Problem:
Among the entries below, count the lines that contain the word "true". Write down only the total.

Element data from apps and pages:

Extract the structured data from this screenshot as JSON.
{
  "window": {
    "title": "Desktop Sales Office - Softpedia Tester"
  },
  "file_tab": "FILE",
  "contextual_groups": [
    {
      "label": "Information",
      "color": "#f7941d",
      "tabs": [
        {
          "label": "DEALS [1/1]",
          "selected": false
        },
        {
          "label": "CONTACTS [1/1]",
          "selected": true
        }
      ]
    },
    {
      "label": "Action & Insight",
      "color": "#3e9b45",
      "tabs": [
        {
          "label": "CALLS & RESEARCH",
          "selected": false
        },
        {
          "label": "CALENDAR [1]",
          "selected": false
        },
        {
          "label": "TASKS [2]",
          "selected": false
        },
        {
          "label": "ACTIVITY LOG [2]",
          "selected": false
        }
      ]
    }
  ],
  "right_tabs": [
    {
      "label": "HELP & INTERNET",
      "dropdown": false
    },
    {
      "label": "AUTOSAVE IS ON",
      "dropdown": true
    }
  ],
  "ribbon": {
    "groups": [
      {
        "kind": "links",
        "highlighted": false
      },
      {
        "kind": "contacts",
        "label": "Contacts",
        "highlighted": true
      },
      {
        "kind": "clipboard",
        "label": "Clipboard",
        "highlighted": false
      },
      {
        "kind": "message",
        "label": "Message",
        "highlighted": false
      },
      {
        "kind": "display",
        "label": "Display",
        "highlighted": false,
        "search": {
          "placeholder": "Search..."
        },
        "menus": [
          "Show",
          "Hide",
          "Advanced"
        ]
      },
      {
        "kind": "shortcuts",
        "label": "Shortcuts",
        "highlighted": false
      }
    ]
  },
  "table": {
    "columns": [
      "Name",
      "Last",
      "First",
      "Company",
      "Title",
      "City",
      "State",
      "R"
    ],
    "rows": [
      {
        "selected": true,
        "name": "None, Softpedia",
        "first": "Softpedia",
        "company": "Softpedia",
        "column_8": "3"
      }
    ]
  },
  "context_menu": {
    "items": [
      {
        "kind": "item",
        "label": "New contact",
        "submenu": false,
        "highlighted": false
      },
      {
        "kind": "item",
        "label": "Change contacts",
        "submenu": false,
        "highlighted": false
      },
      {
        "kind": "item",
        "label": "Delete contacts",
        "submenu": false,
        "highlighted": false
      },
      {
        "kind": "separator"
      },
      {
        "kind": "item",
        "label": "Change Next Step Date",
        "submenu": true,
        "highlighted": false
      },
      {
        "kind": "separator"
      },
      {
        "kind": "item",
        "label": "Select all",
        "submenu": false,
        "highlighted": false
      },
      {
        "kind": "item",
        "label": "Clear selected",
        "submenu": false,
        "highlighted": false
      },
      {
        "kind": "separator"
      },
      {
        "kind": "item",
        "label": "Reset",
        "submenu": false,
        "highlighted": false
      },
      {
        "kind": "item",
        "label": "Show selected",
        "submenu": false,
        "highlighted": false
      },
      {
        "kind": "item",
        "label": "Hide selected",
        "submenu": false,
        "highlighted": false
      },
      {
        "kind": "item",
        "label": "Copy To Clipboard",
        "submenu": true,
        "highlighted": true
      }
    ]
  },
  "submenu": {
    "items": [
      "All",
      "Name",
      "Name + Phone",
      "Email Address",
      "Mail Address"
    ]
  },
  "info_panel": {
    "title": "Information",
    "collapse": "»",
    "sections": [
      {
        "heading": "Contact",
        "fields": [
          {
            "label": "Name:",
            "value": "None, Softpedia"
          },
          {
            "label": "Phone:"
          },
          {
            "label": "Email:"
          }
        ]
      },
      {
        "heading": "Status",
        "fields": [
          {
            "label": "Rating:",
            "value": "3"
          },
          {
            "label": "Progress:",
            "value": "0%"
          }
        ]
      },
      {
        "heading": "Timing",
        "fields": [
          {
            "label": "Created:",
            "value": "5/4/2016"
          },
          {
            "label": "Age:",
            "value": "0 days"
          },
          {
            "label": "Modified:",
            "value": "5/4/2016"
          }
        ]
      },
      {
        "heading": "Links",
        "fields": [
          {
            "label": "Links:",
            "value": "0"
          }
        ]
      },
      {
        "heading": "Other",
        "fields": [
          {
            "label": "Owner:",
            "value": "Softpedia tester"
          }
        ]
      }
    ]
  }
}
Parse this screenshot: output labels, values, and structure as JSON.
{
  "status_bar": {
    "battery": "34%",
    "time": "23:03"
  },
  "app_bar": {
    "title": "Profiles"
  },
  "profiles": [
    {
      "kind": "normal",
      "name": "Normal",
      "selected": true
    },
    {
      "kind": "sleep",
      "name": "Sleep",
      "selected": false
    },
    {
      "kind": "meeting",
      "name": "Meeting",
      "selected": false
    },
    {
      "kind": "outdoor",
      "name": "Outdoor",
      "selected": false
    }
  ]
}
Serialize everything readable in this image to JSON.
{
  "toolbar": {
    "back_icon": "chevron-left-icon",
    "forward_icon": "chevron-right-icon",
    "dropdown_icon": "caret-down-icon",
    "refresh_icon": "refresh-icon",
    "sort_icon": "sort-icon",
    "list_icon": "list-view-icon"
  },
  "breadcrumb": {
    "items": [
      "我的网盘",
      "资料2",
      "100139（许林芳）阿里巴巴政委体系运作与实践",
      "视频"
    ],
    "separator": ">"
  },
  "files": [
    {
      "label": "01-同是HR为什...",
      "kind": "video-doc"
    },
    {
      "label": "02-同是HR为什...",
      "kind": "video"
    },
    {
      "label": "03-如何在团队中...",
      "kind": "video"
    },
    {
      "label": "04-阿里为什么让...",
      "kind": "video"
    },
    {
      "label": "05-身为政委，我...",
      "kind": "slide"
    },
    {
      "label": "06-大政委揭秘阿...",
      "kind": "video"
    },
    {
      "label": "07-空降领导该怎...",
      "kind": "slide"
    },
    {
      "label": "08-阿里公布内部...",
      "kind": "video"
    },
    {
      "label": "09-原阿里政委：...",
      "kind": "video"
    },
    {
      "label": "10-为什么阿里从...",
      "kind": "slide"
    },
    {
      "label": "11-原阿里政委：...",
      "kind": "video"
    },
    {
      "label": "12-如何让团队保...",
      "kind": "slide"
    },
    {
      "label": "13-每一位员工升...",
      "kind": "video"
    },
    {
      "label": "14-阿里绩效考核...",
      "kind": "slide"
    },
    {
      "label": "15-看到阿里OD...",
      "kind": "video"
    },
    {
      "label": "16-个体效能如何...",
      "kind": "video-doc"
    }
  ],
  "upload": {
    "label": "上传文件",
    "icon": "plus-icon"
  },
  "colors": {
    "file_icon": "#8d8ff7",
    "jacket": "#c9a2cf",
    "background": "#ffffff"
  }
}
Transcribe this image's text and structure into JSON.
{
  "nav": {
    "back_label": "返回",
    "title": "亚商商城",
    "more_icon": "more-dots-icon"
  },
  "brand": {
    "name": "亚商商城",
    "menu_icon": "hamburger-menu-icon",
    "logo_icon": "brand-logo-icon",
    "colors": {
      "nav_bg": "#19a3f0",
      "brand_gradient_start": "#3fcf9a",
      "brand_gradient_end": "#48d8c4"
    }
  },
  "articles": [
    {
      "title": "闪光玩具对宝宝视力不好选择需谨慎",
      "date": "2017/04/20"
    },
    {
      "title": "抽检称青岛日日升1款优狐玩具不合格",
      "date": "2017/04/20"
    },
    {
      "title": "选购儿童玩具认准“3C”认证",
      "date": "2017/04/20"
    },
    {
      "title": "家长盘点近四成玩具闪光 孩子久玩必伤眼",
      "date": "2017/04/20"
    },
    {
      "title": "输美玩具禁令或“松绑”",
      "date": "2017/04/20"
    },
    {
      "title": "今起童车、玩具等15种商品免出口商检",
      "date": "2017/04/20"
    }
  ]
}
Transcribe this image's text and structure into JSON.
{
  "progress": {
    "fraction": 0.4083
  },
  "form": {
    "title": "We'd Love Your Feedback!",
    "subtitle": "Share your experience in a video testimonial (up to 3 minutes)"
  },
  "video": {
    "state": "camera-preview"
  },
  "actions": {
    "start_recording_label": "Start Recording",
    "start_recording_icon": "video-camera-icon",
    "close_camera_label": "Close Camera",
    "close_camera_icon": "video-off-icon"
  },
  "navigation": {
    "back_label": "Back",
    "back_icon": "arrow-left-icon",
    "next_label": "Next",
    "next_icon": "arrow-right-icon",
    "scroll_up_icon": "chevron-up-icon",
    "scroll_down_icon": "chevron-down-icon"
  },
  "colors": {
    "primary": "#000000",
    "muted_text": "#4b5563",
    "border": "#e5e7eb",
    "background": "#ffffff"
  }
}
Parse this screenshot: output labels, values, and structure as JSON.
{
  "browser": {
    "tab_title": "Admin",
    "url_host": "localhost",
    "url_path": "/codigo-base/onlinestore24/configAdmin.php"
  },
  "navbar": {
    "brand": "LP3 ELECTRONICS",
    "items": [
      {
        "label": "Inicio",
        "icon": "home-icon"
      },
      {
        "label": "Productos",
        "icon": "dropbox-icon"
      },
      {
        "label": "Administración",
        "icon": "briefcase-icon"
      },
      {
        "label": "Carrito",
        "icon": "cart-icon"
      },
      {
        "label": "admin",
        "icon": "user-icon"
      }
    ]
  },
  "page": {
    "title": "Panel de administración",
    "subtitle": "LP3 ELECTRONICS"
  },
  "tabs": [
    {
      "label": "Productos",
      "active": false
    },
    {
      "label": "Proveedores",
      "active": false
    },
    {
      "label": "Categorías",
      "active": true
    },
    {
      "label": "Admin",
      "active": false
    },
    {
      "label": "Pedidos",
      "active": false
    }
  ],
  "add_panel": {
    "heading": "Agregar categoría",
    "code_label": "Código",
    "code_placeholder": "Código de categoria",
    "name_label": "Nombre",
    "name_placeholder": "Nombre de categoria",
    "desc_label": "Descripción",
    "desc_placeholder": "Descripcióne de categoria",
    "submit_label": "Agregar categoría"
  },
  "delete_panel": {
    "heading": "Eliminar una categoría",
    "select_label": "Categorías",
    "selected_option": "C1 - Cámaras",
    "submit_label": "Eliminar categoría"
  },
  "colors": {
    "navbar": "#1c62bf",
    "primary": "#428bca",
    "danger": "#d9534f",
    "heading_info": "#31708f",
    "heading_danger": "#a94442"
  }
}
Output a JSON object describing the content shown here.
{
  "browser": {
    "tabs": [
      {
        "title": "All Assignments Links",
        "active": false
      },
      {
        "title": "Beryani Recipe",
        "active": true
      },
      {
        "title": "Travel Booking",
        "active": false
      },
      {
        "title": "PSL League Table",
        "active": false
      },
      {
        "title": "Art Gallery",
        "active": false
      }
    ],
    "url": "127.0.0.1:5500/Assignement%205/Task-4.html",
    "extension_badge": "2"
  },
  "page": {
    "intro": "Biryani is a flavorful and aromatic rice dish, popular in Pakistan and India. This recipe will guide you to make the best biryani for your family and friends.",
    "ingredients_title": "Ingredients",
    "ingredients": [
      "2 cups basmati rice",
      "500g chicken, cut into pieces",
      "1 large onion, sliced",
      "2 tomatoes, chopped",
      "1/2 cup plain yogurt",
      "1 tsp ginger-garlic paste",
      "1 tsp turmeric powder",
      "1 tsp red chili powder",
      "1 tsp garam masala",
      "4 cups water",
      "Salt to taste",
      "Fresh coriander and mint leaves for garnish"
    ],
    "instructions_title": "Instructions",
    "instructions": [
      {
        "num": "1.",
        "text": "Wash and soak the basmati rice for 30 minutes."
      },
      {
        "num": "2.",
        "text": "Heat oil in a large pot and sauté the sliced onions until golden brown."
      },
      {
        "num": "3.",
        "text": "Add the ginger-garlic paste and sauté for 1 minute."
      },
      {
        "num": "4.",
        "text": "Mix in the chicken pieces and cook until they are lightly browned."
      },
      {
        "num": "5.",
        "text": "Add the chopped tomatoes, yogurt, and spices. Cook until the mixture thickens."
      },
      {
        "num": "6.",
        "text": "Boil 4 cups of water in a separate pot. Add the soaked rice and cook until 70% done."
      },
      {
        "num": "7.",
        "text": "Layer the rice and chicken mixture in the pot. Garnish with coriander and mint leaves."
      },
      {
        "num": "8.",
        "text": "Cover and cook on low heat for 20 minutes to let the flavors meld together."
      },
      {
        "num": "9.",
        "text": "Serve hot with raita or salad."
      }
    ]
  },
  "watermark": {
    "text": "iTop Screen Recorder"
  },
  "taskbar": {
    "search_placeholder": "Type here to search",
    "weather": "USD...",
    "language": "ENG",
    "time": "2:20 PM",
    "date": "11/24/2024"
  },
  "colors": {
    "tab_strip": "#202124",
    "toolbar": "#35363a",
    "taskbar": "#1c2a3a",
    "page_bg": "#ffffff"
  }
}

Result of this task:
10